The President will wait for the parliamentary parties to settle in and agree informal alliances before meeting each party's or alliance's leader for the consultations habitual before any Italian government is born. Only then will he ask one man to try to form a government - probably on Thursday evening or Friday. Few people are holding their breath, however. There is little doubt that the first Prime Minister of the Second Republic will be Silvio Berlusconi, the leader of Forza Italia, the senior partner in the Freedom Alliance, the biggest block in parliament.
Mr Berlusconi himself appears untroubled by doubt. 'I am waiting for the President to confer on me the post of Prime Minister,' he said on Sunday night in Milan, where he was celebrating the triumph of the football team he owns. Milan have just won the Italian League Championship for the third year in a row, capping the tycoon's political successes. A radiant Mr Berlusconi took the opportunity to apply some footballing wisdom to the matters of state. 'Italy should apply the philosophy which has brought this team so many victories: a philosophy of perseverance, of sacrifice, of work and respect for one's opponent,' he said.
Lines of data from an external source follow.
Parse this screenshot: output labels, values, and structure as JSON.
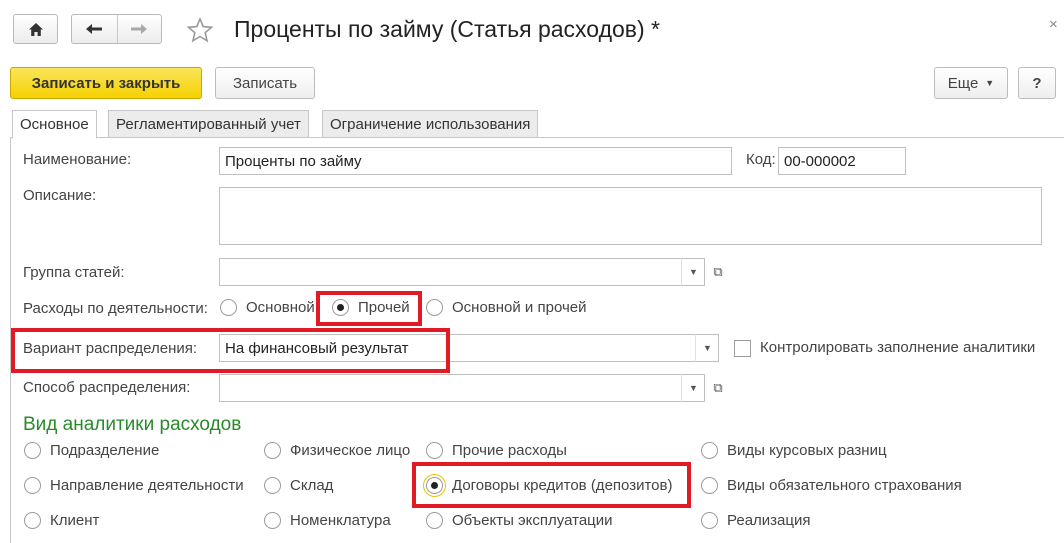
{
  "window": {
    "title": "Проценты по займу (Статья расходов) *",
    "close_icon": "×"
  },
  "toolbar": {
    "save_close_label": "Записать и закрыть",
    "save_label": "Записать",
    "more_label": "Еще",
    "help_label": "?"
  },
  "tabs": [
    {
      "label": "Основное",
      "active": true
    },
    {
      "label": "Регламентированный учет",
      "active": false
    },
    {
      "label": "Ограничение использования",
      "active": false
    }
  ],
  "form": {
    "name_label": "Наименование:",
    "name_value": "Проценты по займу",
    "code_label": "Код:",
    "code_value": "00-000002",
    "description_label": "Описание:",
    "description_value": "",
    "group_label": "Группа статей:",
    "group_value": "",
    "activity_label": "Расходы по деятельности:",
    "activity_options": [
      "Основной",
      "Прочей",
      "Основной и прочей"
    ],
    "activity_selected": "Прочей",
    "distribution_variant_label": "Вариант распределения:",
    "distribution_variant_value": "На финансовый результат",
    "control_analytics_label": "Контролировать заполнение аналитики",
    "distribution_method_label": "Способ распределения:",
    "distribution_method_value": ""
  },
  "analytics": {
    "section_title": "Вид аналитики расходов",
    "options": [
      "Подразделение",
      "Физическое лицо",
      "Прочие расходы",
      "Виды курсовых разниц",
      "Направление деятельности",
      "Склад",
      "Договоры кредитов (депозитов)",
      "Виды обязательного страхования",
      "Клиент",
      "Номенклатура",
      "Объекты эксплуатации",
      "Реализация"
    ],
    "selected": "Договоры кредитов (депозитов)"
  },
  "colors": {
    "accent_yellow": "#f5d100",
    "highlight_red": "#e01b24",
    "section_green": "#2a8a2a"
  }
}
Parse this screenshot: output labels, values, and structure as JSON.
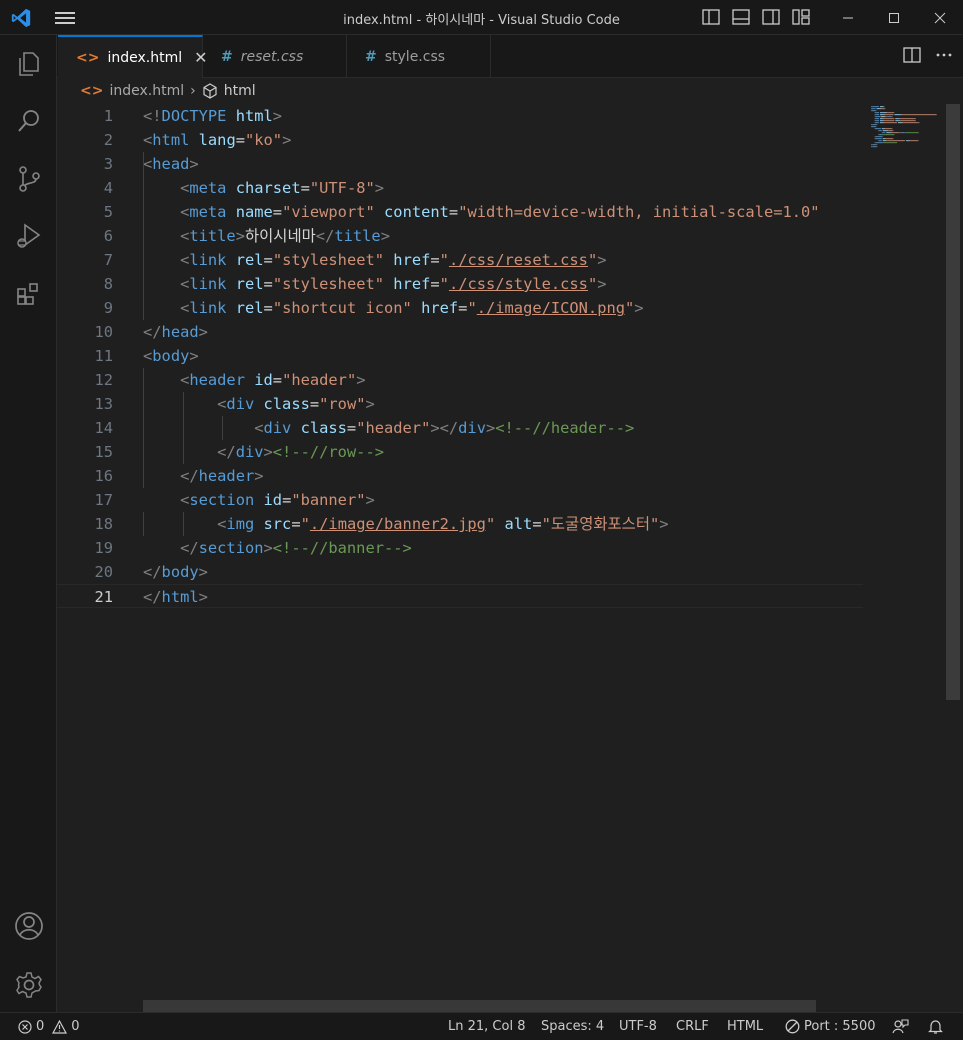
{
  "window": {
    "title": "index.html - 하이시네마 - Visual Studio Code"
  },
  "tabs": [
    {
      "label": "index.html",
      "icon": "<>",
      "active": true
    },
    {
      "label": "reset.css",
      "icon": "#",
      "active": false
    },
    {
      "label": "style.css",
      "icon": "#",
      "active": false
    }
  ],
  "breadcrumb": {
    "file": "index.html",
    "symbol": "html"
  },
  "editor": {
    "current_line": 21,
    "lines": [
      [
        [
          "tag",
          "<!"
        ],
        [
          "name",
          "DOCTYPE"
        ],
        [
          "txt",
          " "
        ],
        [
          "attr",
          "html"
        ],
        [
          "tag",
          ">"
        ]
      ],
      [
        [
          "tag",
          "<"
        ],
        [
          "name",
          "html"
        ],
        [
          "txt",
          " "
        ],
        [
          "attr",
          "lang"
        ],
        [
          "txt",
          "="
        ],
        [
          "str",
          "\"ko\""
        ],
        [
          "tag",
          ">"
        ]
      ],
      [
        [
          "tag",
          "<"
        ],
        [
          "name",
          "head"
        ],
        [
          "tag",
          ">"
        ]
      ],
      [
        [
          "txt",
          "    "
        ],
        [
          "tag",
          "<"
        ],
        [
          "name",
          "meta"
        ],
        [
          "txt",
          " "
        ],
        [
          "attr",
          "charset"
        ],
        [
          "txt",
          "="
        ],
        [
          "str",
          "\"UTF-8\""
        ],
        [
          "tag",
          ">"
        ]
      ],
      [
        [
          "txt",
          "    "
        ],
        [
          "tag",
          "<"
        ],
        [
          "name",
          "meta"
        ],
        [
          "txt",
          " "
        ],
        [
          "attr",
          "name"
        ],
        [
          "txt",
          "="
        ],
        [
          "str",
          "\"viewport\""
        ],
        [
          "txt",
          " "
        ],
        [
          "attr",
          "content"
        ],
        [
          "txt",
          "="
        ],
        [
          "str",
          "\"width=device-width, initial-scale=1.0\""
        ]
      ],
      [
        [
          "txt",
          "    "
        ],
        [
          "tag",
          "<"
        ],
        [
          "name",
          "title"
        ],
        [
          "tag",
          ">"
        ],
        [
          "txt",
          "하이시네마"
        ],
        [
          "tag",
          "</"
        ],
        [
          "name",
          "title"
        ],
        [
          "tag",
          ">"
        ]
      ],
      [
        [
          "txt",
          "    "
        ],
        [
          "tag",
          "<"
        ],
        [
          "name",
          "link"
        ],
        [
          "txt",
          " "
        ],
        [
          "attr",
          "rel"
        ],
        [
          "txt",
          "="
        ],
        [
          "str",
          "\"stylesheet\""
        ],
        [
          "txt",
          " "
        ],
        [
          "attr",
          "href"
        ],
        [
          "txt",
          "="
        ],
        [
          "str",
          "\""
        ],
        [
          "strlink",
          "./css/reset.css"
        ],
        [
          "str",
          "\""
        ],
        [
          "tag",
          ">"
        ]
      ],
      [
        [
          "txt",
          "    "
        ],
        [
          "tag",
          "<"
        ],
        [
          "name",
          "link"
        ],
        [
          "txt",
          " "
        ],
        [
          "attr",
          "rel"
        ],
        [
          "txt",
          "="
        ],
        [
          "str",
          "\"stylesheet\""
        ],
        [
          "txt",
          " "
        ],
        [
          "attr",
          "href"
        ],
        [
          "txt",
          "="
        ],
        [
          "str",
          "\""
        ],
        [
          "strlink",
          "./css/style.css"
        ],
        [
          "str",
          "\""
        ],
        [
          "tag",
          ">"
        ]
      ],
      [
        [
          "txt",
          "    "
        ],
        [
          "tag",
          "<"
        ],
        [
          "name",
          "link"
        ],
        [
          "txt",
          " "
        ],
        [
          "attr",
          "rel"
        ],
        [
          "txt",
          "="
        ],
        [
          "str",
          "\"shortcut icon\""
        ],
        [
          "txt",
          " "
        ],
        [
          "attr",
          "href"
        ],
        [
          "txt",
          "="
        ],
        [
          "str",
          "\""
        ],
        [
          "strlink",
          "./image/ICON.png"
        ],
        [
          "str",
          "\""
        ],
        [
          "tag",
          ">"
        ]
      ],
      [
        [
          "tag",
          "</"
        ],
        [
          "name",
          "head"
        ],
        [
          "tag",
          ">"
        ]
      ],
      [
        [
          "tag",
          "<"
        ],
        [
          "name",
          "body"
        ],
        [
          "tag",
          ">"
        ]
      ],
      [
        [
          "txt",
          "    "
        ],
        [
          "tag",
          "<"
        ],
        [
          "name",
          "header"
        ],
        [
          "txt",
          " "
        ],
        [
          "attr",
          "id"
        ],
        [
          "txt",
          "="
        ],
        [
          "str",
          "\"header\""
        ],
        [
          "tag",
          ">"
        ]
      ],
      [
        [
          "txt",
          "        "
        ],
        [
          "tag",
          "<"
        ],
        [
          "name",
          "div"
        ],
        [
          "txt",
          " "
        ],
        [
          "attr",
          "class"
        ],
        [
          "txt",
          "="
        ],
        [
          "str",
          "\"row\""
        ],
        [
          "tag",
          ">"
        ]
      ],
      [
        [
          "txt",
          "            "
        ],
        [
          "tag",
          "<"
        ],
        [
          "name",
          "div"
        ],
        [
          "txt",
          " "
        ],
        [
          "attr",
          "class"
        ],
        [
          "txt",
          "="
        ],
        [
          "str",
          "\"header\""
        ],
        [
          "tag",
          "></"
        ],
        [
          "name",
          "div"
        ],
        [
          "tag",
          ">"
        ],
        [
          "com",
          "<!--//header-->"
        ]
      ],
      [
        [
          "txt",
          "        "
        ],
        [
          "tag",
          "</"
        ],
        [
          "name",
          "div"
        ],
        [
          "tag",
          ">"
        ],
        [
          "com",
          "<!--//row-->"
        ]
      ],
      [
        [
          "txt",
          "    "
        ],
        [
          "tag",
          "</"
        ],
        [
          "name",
          "header"
        ],
        [
          "tag",
          ">"
        ]
      ],
      [
        [
          "txt",
          "    "
        ],
        [
          "tag",
          "<"
        ],
        [
          "name",
          "section"
        ],
        [
          "txt",
          " "
        ],
        [
          "attr",
          "id"
        ],
        [
          "txt",
          "="
        ],
        [
          "str",
          "\"banner\""
        ],
        [
          "tag",
          ">"
        ]
      ],
      [
        [
          "txt",
          "        "
        ],
        [
          "tag",
          "<"
        ],
        [
          "name",
          "img"
        ],
        [
          "txt",
          " "
        ],
        [
          "attr",
          "src"
        ],
        [
          "txt",
          "="
        ],
        [
          "str",
          "\""
        ],
        [
          "strlink",
          "./image/banner2.jpg"
        ],
        [
          "str",
          "\""
        ],
        [
          "txt",
          " "
        ],
        [
          "attr",
          "alt"
        ],
        [
          "txt",
          "="
        ],
        [
          "str",
          "\"도굴영화포스터\""
        ],
        [
          "tag",
          ">"
        ]
      ],
      [
        [
          "txt",
          "    "
        ],
        [
          "tag",
          "</"
        ],
        [
          "name",
          "section"
        ],
        [
          "tag",
          ">"
        ],
        [
          "com",
          "<!--//banner-->"
        ]
      ],
      [
        [
          "tag",
          "</"
        ],
        [
          "name",
          "body"
        ],
        [
          "tag",
          ">"
        ]
      ],
      [
        [
          "tag",
          "</"
        ],
        [
          "name",
          "html"
        ],
        [
          "tag",
          ">"
        ]
      ]
    ]
  },
  "status": {
    "errors": "0",
    "warnings": "0",
    "position": "Ln 21, Col 8",
    "spaces": "Spaces: 4",
    "encoding": "UTF-8",
    "eol": "CRLF",
    "language": "HTML",
    "port": "Port : 5500"
  },
  "activity_bar": {
    "top": [
      "explorer-icon",
      "search-icon",
      "source-control-icon",
      "run-debug-icon",
      "extensions-icon"
    ],
    "bottom": [
      "account-icon",
      "settings-gear-icon"
    ]
  },
  "colors": {
    "accent": "#0078d4",
    "tag_name": "#569cd6",
    "attribute": "#9cdcfe",
    "string": "#ce9178",
    "comment": "#6a9955"
  }
}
The Alliance's powers of perseverance were displayed in its first tussle with parliament last week, when Forza Italia's candidate for speaker, Carlo Scognamiglio, only just scraped through by one vote in the fourth round of voting, ahead of the outgoing speaker Giovanni Spadolini. After his candidate lost to the highly respected Mr Spadolini in the first round on Friday, Mr Berlusconi had threatened fresh elections if the Senate, where the Alliance is six votes short of an absolute majority, proved obstructive. In an effort to avoid similar embarrassments in the future, Mr Berlusconi yesterday began talks aimed at winning the support of the Italian Popular Party - the rump of the old Christian Democrats.
If the talks succeed, and this is uncertain because the centre parties have rejected past overtures from the Alliance, it would bring an added advantage to the image-conscious Mr Berlusconi. The presence of the centre would go some way towards balancing the extreme-right bias given to the Alliance by the neo-fascists and the Northern League. The left-wing daily La Repubblica yesterday carried the dismayed Israeli reactions to the election of Irene Pivetti, the League's candidate for speaker of the chamber of deputies. Although Ms Pivetti denies being anti-Semitic, comments made by her, and widely reported in Italian newspapers, have been cited as cause for concern in the Anti-Semitism World Report.
The Alliance's three leaders, Mr Berlusconi, Umberto Bossi of the Northern League, and Gianfranco Fini of the neo-fascist National Alliance, are to meet tomorrow to discuss sharing out ministries. One candidate much tipped by Italian newspapers for the Foreign Ministry, is Antonio Martino, Forza Italia's Thatcherite economist.Reuse content